Required action:
List each line of the data that holds the word "labels".

Website and app data records:

-*-*-

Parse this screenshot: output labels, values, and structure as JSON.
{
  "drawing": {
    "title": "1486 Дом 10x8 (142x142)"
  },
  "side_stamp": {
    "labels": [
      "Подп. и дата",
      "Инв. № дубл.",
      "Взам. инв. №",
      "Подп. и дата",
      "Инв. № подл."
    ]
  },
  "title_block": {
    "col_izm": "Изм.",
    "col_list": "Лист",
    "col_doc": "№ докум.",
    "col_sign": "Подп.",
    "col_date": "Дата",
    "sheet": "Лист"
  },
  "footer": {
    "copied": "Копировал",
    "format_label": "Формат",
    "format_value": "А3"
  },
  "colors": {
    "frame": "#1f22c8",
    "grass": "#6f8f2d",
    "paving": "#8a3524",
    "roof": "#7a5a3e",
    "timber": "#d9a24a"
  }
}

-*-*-

Response to this exercise:
Parse this screenshot: output labels, values, and structure as JSON.
    "labels": [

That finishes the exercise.